This picture of information is merely a reflection of the illustrator’s assumptions and is therefore virtually meaningless in any true measurement of actual performance or even as a useful tool in comparing products.
Illustrations show various numbers and values related to the policy (such as the premium amount, death benefit, cash values, etc.) that are presented for every year as far out as suits the conversation. In a non-guaranteed scenario, a policy’s financial performance depends on a series of costs (which may or may not be guaranteed) and annual rates of return (which cannot be known). These pages of numbers therefore, are often not factual projections of future performance. It becomes essential then, for a true understanding of any illustration, that there is full disclosure of the input factors and the underlying factors of performance. The unfortunate truth is that the broker generally understands very little of the technical underpinnings that drive that performance.
The value of a policy’s performance can only be determined when considered in context and in comparison to the competitive alternatives.
If a product is being illustrated showing extraordinary performance as compared to the alternatives, one might ask “Based on what?”. The insurance companies are investing their funds in mass pooling that will generate certain returns.
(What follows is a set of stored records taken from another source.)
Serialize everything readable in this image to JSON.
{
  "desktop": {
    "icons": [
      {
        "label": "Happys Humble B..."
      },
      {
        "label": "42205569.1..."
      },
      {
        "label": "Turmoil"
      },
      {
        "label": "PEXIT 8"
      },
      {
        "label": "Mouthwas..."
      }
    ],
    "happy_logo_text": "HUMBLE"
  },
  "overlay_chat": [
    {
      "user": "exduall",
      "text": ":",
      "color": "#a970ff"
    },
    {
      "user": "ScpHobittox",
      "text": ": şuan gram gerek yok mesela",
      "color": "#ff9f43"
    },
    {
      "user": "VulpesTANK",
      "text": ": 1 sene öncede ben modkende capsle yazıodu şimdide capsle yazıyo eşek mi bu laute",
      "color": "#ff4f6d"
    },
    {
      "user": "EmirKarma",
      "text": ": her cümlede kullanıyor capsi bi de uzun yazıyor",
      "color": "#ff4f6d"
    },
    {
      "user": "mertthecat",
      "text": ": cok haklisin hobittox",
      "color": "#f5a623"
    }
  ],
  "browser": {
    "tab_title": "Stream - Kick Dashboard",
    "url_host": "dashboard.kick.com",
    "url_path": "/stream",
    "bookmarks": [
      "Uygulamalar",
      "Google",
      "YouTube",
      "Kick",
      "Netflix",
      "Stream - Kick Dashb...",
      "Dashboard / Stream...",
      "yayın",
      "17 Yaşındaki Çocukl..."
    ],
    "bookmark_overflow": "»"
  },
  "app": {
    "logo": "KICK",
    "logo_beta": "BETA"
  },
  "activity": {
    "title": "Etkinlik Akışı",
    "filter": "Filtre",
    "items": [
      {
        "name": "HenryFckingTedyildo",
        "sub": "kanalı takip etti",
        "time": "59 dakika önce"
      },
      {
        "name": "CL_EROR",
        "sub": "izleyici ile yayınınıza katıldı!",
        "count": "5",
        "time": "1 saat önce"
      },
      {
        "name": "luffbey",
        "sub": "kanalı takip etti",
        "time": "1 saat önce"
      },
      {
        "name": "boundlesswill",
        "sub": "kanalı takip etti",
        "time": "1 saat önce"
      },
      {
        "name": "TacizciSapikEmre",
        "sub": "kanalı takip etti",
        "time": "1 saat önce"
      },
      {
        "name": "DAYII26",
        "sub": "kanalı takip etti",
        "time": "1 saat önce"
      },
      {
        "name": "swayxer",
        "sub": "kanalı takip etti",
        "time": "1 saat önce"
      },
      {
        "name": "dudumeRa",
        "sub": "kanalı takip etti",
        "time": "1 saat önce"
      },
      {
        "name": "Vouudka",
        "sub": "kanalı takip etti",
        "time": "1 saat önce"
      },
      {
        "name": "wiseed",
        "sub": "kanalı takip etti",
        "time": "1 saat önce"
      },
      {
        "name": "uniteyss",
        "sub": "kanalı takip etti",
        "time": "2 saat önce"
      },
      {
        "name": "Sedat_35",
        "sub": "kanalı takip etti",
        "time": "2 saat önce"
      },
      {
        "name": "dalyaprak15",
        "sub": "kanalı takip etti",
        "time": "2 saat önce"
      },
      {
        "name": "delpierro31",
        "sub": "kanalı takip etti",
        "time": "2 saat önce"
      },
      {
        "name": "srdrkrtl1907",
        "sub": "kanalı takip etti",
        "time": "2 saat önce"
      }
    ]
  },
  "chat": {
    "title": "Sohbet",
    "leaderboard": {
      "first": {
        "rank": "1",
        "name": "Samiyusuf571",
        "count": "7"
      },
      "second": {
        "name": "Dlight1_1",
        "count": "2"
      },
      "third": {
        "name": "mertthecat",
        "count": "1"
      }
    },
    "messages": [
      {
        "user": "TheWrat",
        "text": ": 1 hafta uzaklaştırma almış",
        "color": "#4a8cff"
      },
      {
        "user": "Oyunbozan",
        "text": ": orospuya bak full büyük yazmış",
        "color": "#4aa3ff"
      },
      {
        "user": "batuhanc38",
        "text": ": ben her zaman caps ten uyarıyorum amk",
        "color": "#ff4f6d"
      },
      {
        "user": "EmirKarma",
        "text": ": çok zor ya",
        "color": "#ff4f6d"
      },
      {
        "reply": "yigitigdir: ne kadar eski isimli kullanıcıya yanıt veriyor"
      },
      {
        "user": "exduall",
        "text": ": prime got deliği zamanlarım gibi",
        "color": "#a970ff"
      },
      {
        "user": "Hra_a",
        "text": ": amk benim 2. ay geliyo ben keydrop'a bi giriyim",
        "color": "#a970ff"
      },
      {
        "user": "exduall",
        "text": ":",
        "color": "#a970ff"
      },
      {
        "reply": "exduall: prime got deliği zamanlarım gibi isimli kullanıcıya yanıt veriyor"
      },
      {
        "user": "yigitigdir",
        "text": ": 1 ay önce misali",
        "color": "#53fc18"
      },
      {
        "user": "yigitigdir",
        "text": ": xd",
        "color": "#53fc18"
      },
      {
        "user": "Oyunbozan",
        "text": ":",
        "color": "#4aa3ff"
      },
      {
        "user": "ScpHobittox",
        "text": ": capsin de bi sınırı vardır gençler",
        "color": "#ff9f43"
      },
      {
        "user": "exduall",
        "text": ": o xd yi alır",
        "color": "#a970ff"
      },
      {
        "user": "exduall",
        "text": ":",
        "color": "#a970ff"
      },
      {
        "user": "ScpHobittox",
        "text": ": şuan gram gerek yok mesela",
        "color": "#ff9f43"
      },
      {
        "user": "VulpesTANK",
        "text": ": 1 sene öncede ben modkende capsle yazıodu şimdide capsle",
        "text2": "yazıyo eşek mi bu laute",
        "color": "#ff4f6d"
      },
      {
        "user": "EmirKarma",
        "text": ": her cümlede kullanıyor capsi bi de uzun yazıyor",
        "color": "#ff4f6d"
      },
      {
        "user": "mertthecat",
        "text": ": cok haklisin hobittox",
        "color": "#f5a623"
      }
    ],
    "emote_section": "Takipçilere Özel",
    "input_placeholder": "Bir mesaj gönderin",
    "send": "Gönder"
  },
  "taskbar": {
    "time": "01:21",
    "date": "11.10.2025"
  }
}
Period. With what magic wand would this product produce returns differently, given the same market conditions? Or is it more likely that your illustration is not representing a fair comparison?
Life insurance, like any financial product, is defined by a set of costs, tax rules and rates of return that influence the cash values. Each company has their own operating policies (the contract) that will influence those details. It becomes relatively straightforward then, to compare products and even categories of product when those details are made clear.
With proper analysis the issues can be identified, addressed and resolved with facts. Using math based analysis and considering contractual details, insurance products can be measured and compared against each other and non-insurance investment alternatives.
This analysis can and should be done but rarely is the broker equipped to engage in that depth of performance analysis (unless his specific background in Finance or Math gives him those qualifications). Generally speaking, the persons with those qualifications are working on the other side of the equation, for the insurance companies with a mandate to make sure profits increase.
So where does that leave you? Somewhere between the real knowledge (the actuaries inside the insurance company with a mandate to make sure the products they sell are profitable) and the commissioned sales person in front of you. Which of those two do you think has only your best interest at heart? Which of those two is looking to make sure you have all of the information, not just the rosy picture?